Deformational plagiocephaly may be present at birth but can also occur after birth. If children tend to favor one side repeatedly when they are put to sleep on their backs, flattening can occur due to the repeated pressure on that one side of the skull. Tightness of the neck on one-side (torticollis) can also lead to deformation plagiocephaly. Deformational plagiocephaly is very common, and can usually be diagnosed with a thorough physical evaluation by a clinician who specializes in treating craniofacial differences. Sometimes, imaging may be done to rule out other causes of abnormal head shape (craniosynostosis). These conditions often require surgical treatment, and if left untreated, may result in pressure in the brain.

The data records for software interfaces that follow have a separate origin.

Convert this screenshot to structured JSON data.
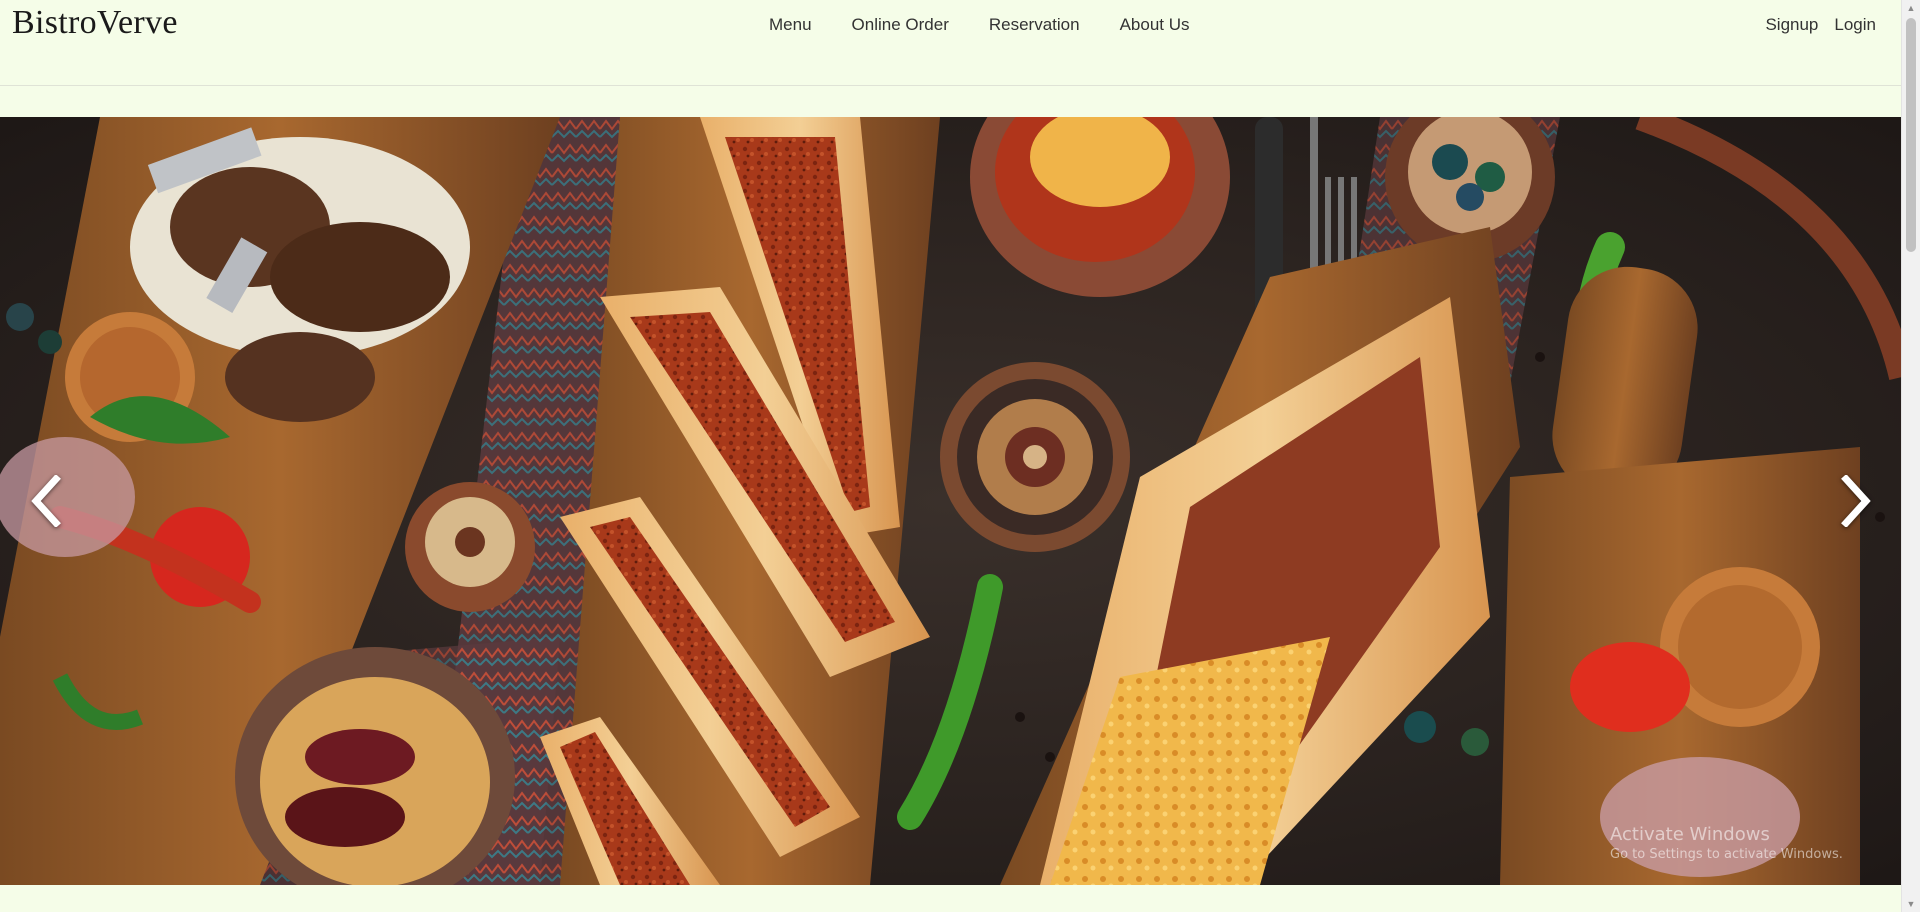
{
  "brand": {
    "name": "BistroVerve"
  },
  "nav": {
    "items": [
      {
        "label": "Menu"
      },
      {
        "label": "Online Order"
      },
      {
        "label": "Reservation"
      },
      {
        "label": "About Us"
      }
    ]
  },
  "auth": {
    "signup": "Signup",
    "login": "Login"
  },
  "carousel": {
    "prev_icon": "chevron-left-icon",
    "next_icon": "chevron-right-icon",
    "image_description_icon": "hero-food-image"
  },
  "watermark": {
    "line1": "Activate Windows",
    "line2": "Go to Settings to activate Windows."
  },
  "colors": {
    "background": "#f5fde8",
    "text": "#333333",
    "brand_text": "#1a1a1a"
  }
}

In most babies whose deformational head shape is due to sleeping position, simple repositioning of the child to place them off the flattened area and treatment of torticollis if present will resolve the problem. Torticollis treatment involves physical therapy referral for neck exercises. If repositioning is not successful, or if the condition is moderate or severe then helmet therapy may be required. Helmet therapy works by fitting the skull tightly with a specially designed helmet in all areas except where it is flat. Leaving extra room around the flat area of the head allows the skull and brain to grow back into the normal shape. As the head grows, adjustments are made to the helmet every few weeks. Fortunately to date, no studies have shown that the flattened area of the skull leads to any compromise in brain function.